People: Hana Santruckova (PI), Jiri Barta (co-PI), Katerina Diakova, Iva Lacmanova, Saida Azimova, Petr Capec
Aims and Objectives
The overall goal of IP4 is to estimate SOM bioavailability in a wide range of pedons along bioclimate gradients to provide detailed information for the calculation of a vulnerability index of arctic SOM.
Specific objectives are:
(i) to survey bioavailability of SOM from subducted and regular horizons to decomposition in pedon profiles from tundra regions in Central and East Siberia,
(ii) to determine effect of abiotic factors on the interrelationship between structure and functioning of microbial community, and on the link between microbial functioning and SOM quality and availability,
(iii) to estimate effect of soil nutrient balance on microbial stoichiometry and, consequently, on microbial functioning and response to changing abiotic factors (Experiment E1).
The objectives of IP4 are embedded in objective 2 (…to identify the major SOC stabilization mechanisms in cryoturbated soils) and objective 3 (…to assess the vulnerability of SOC of cryoturbated soils in a future climate) of the CryoCARB JRP.
Methodologies and Experiments
We intend to analyze up to 50 pedon profiles from the study sites in Cherskii and Taymyr that represent the different landcover types present in these tundra regions collected by IP1 within WP1. For each pedon, samples at 5 cm (top organic) to 10 cm (mineral) intervals down to 1 meter (or more, if deep cryoturbation is noticed) will be analyzed for SOM bioavailability using the respiratory response approach . Briefly, soil is quickly dried in thin layer at room temperature immediately after sampling and kept until analyzing at low temperature. Before analysis, soil is moistened to optimum monture and incubated at 15°C for 10 days. Soil respiration is measured 2 days after moistening (flush of respiration) and at the end of incubation after soil respiration is equilibrated to “basal level”. The flush of respiration is related to easily available C pool, which can be rapidly released after soil disturbance. Basal respiration is characteristic for “steady state” C availability. Data on C bioavailability will be evaluated together with geochemical data carried up by IP1.

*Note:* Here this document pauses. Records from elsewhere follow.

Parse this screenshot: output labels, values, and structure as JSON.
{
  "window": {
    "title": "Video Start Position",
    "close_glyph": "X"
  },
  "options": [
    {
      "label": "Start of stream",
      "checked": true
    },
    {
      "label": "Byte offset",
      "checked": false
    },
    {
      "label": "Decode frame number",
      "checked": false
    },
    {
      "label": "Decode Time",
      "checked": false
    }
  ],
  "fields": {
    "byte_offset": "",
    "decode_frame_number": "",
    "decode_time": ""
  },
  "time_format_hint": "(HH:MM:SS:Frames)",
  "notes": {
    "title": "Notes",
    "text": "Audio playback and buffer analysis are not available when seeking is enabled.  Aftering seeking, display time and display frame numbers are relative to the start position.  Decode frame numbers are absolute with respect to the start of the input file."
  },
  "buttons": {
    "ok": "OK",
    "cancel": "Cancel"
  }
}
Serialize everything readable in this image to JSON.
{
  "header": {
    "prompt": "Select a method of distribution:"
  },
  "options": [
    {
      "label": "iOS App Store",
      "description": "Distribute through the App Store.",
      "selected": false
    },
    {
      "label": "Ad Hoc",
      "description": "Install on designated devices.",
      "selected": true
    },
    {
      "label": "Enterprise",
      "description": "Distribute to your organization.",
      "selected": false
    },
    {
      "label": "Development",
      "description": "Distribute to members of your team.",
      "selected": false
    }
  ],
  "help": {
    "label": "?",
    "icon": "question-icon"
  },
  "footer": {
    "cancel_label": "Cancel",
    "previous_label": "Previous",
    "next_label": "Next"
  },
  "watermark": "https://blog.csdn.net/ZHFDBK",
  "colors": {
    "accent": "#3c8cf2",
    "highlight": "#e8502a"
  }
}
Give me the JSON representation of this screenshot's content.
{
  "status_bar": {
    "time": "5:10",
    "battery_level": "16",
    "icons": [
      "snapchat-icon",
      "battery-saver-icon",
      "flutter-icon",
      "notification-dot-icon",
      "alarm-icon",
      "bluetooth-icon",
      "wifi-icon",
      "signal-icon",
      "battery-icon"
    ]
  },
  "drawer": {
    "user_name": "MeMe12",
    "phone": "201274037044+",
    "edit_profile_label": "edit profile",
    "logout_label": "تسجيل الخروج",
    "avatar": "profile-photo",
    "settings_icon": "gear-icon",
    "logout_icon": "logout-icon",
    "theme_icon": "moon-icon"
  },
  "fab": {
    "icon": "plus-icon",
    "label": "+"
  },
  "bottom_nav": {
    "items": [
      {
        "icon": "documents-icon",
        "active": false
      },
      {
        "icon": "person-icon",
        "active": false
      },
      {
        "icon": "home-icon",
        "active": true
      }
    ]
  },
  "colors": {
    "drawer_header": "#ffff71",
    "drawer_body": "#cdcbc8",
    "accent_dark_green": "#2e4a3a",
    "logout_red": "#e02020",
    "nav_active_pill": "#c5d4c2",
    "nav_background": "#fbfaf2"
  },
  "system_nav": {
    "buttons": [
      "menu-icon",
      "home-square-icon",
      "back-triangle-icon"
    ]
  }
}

Laboratory Incubation Experiment (E1)
A laboratory decomposition experiment with four month incubation will be established in collaboration with AP3. In the experiment we will use surface and subducted horizons sampled at the Taymyr core site in bioclimate subzone E. Semi-intact monolites of the target horizons will be incubated in closed containers at different temperatures (0°C and 10°C), moisture regimes (50 and 100% water holding capacity) and oxygen availabilities (< 5% and 20%), respectively. The temperatures represent low and high range of the field temperatures, and moisture simulating optimum and maximum water content favors aerobic and anaerobic metabolism, respectively. Oxygen concentration below 5% is a threshold concentration for functioning of aerobic microorganisms. CO2 gas exchange will be measured weekly by gas chromatography during the incubation. In the treatments with temperature and moisture manipulation, containers will be always opened after gas exchange measurement to change headspace atmosphere and adjust moisture if necessary. We intend to measure biodegradability of SOM, net rates of C, N and P transformations. In addition, the samples will be used for analysis of bacterial and archaeal community (IP5), gross rates of N transformation, methane production and microbial community composition by PLFAs (IP3) and SOM quality and degradability (IP2).
– Biodegradability of SOM will be measured as heterotrophic respiration of bulk soil and individual physical fractions; the natural abundance of 13C in 13CO2 will be analysed in cooperation with IP3. In addition simple chemical fractionation will be applied to separate SOM according mobility and potential availability .
– Microbial C and N transformation activities: microbial biomass (N, C using CFE method [3,4]), heterotrophic respiration rate, net N mineralization [5,6] and net methane exchange (gas chromatography) ; key genes of denitrification using qPCR will be detected to get better insight into microbial N transformation [7,8].
– Microbial P transformation activity: P mineralization rate measuring microbial P , available P, MUF-phosphatase activity .
 Šantrůčková et al., 2005 In: Binkley D (Ed) Trees and Soil Interactions, Implications to Global Climate Change., Kluwer Acad Press, Dordrecht, 229.  Uhlířová et al., 2007, Soil Biol Biochem 39: 1978.  Vance et al., 1987, Soil Biol Biochem 19: 689.  Cabrera & Beare, 1993, Soil Sci Soc Am J 57: 1007.  Ste-Marie & Paré, 1999, Soil Biol Biochem 31: 1579.  Šantrůčková et al., 2009, Biol Fertil Soils: DOI 10.1007/s00374-008-0349-4.  López-Gutiérrez et al., 2004, J Microbiol Meth 57: 399.  Sharma et al., 2007, J Microbiol Meth 68: 445.  Brookes et al., 1982, Soil Biol Biochem 14: 319.  Šantrůčková et al., 2004, Soil Biol Biochem 36:1569.